Based upon all the information that is relayed here and in the newspapers regarding the assistance and mission currently undertaken by that office it is obvious they are practicing Immigration Law by definition and holds themselves to be qualified as immigration experts. I am sure that this puts OIA in a precarious position. Aliens are entitled to legal representation "at no cost to the U.S. Government" of course the ombudsman's office is a U.S. Government entity and as such there is a cost to the U.S. for the assistance rendered. Also you can not have a U.S. Government employee 'represent' parties in an action against the U.S. Government.

Prior to Federalization this type of action might have been both justified and 'legal' but after Fedralization the rules changed.

If the office had continued to only refer persons to the proper agencies this might not be an issue but proactively 'representing' individuals goes into another area. No one is saying the ombudsman's office did so in disregard to the procedures but ignorance or relying on the excuse that 'this is what we did in the past and continue to do' is not an acceptable reason. Congress established the ombudsman's office pre-federalization and no amendments have been made to exempt that office from complying with all other requirements once federalization occurred. I would think that these are some of the reasons DOI is concerned.

Wendy Doromal said...

5:35 and 12:36 No, that is NOT why the office is closing down. But I agree that there are some people who have worked to close the office, including the disgraced ex-governor Fitial, some old CNMI DOL officials and others who hated to see the abuses exposed; hated to see someone stand up for the rights of the VOICELESS and EXPLOITED nonresident workers.

1 The Ombudsman Office does not and has not violated law by assisting workers
2. The OIA has said that it plans to transfer the responsibilities of the ombudsman -meaning take the funding and give it to other FEDERAL offices and/or NGOs so that they can continue the work of the ombudsman
3. Reread the letters from Senator Wyden and Congressman Miller -read their points and read the questions. Their letters are a total smack down on OIA's senseless, irresponsible and reprehensible action
4. Read the State Dept. report on human trafficking in the CNMI.
5. Talk to the nonresidents, especially those whose employers are stealing wages, violating contracts and otherwise exploiting them.
6. Call the ombudsman to ask her what she does -don't assume.

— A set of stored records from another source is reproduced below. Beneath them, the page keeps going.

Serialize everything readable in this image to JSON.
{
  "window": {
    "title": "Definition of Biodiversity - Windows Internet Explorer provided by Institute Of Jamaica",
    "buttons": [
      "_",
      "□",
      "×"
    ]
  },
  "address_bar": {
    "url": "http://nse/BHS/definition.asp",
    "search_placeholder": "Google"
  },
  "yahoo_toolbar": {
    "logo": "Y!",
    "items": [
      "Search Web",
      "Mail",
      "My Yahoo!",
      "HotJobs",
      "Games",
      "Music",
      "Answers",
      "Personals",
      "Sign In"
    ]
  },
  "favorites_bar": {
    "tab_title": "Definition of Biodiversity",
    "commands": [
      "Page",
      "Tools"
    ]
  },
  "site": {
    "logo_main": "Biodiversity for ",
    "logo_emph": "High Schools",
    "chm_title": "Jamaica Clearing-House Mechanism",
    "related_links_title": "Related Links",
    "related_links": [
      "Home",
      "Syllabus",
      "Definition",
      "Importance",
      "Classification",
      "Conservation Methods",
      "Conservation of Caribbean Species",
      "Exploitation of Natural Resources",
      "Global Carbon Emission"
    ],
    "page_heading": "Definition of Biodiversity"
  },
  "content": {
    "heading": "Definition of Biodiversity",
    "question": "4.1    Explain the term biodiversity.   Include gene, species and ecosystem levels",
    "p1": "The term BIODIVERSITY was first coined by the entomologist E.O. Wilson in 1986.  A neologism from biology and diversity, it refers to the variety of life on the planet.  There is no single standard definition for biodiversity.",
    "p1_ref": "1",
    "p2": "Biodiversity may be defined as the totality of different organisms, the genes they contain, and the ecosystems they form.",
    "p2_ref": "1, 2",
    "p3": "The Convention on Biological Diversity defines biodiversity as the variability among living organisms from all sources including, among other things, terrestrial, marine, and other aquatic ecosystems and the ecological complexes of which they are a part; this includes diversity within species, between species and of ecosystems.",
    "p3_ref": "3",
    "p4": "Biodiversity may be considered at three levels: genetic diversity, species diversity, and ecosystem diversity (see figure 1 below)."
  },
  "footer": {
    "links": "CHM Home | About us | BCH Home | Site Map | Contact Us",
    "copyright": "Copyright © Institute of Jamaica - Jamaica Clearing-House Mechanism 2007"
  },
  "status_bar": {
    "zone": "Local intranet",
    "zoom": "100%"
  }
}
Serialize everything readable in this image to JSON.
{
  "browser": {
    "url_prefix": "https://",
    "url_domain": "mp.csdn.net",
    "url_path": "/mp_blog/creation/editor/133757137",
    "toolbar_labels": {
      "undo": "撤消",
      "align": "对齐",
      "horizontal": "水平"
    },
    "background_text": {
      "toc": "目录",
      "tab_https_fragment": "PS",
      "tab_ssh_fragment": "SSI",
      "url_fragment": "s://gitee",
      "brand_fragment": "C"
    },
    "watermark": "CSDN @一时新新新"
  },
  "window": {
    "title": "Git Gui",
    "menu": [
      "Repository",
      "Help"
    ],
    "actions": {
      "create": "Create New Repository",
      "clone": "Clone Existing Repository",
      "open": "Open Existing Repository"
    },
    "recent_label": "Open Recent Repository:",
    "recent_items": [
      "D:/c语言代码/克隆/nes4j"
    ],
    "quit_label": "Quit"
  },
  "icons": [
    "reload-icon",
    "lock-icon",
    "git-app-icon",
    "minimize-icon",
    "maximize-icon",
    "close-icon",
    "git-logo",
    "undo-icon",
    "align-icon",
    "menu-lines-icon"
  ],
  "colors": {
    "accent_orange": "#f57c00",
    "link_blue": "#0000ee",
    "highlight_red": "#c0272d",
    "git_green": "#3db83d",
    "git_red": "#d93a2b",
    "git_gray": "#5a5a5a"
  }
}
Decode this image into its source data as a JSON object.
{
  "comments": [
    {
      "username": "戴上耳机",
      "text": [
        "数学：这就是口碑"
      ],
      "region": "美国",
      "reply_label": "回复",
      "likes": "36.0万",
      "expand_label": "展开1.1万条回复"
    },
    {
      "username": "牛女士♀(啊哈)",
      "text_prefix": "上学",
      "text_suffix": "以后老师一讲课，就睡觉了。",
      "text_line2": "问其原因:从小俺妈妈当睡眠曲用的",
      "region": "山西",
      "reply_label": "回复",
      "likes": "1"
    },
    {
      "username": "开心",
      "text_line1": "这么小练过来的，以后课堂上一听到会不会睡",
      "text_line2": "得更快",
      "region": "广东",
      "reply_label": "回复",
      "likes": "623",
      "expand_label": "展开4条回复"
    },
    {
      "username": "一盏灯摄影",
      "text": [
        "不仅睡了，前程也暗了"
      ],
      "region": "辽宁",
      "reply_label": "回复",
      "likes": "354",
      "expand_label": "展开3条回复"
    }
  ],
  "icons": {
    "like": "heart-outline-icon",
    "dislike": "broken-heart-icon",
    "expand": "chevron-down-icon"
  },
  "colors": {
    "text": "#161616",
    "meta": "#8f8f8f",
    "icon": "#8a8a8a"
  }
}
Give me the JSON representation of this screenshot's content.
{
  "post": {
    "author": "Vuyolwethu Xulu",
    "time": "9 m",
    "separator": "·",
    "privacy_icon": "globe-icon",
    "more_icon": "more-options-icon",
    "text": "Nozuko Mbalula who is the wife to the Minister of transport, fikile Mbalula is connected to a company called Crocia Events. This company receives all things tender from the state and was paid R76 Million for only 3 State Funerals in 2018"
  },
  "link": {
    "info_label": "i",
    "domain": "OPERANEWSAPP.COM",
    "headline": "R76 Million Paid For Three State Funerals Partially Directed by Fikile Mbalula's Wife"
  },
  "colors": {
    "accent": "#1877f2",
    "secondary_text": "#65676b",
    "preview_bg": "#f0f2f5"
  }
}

The office is needed. The services are essential to the nonresidents.

Anonymous said...

5:35 You're off base. If anyone in the ombudsman office was overstepping the OIA would tell them to stop. They would not close the office and shift the same duties to others. OIA should be investigated.

Anonymous said...

In regards to our #4, human trafficking, the Feds just rescued 105 children involved in sex trafficking between the ages of 13-17 in a massive raid at over 150 locations across the US. (forgot the states areas and exact location numbers)

But what does the Ombudsman office have to do with NMI human trafficking?

But I agree that this office should stay, with Pam Brown.
She has been here a long time and knows what has been and is going on, but small chance that this will happen.

Anonymous said...

Did you ever fimd out why caseworkers did not get paid for six months??? it isnt something as simple as mixed up paperwork. that is 12 payperiods in fed time. no supervisor or boss would allow their workers to go that long without fixing the problem. i think there is more to this part of the story. having contract employees who are not officially on the books, being paid is a huge no-no in the fed government. that alone can get you removed from your position. dig deep and i think more and more insider info will come out....there is more than meets the eye here...

Wendy Doromal said...

9:30 Dig deeper? I guess. I seldom get responses to any of my emails, calls or letters to OIA. Well, I guess that's not entirely true - sometimes a year later.

I will dig deeper by notifying members of Congress who may be interested.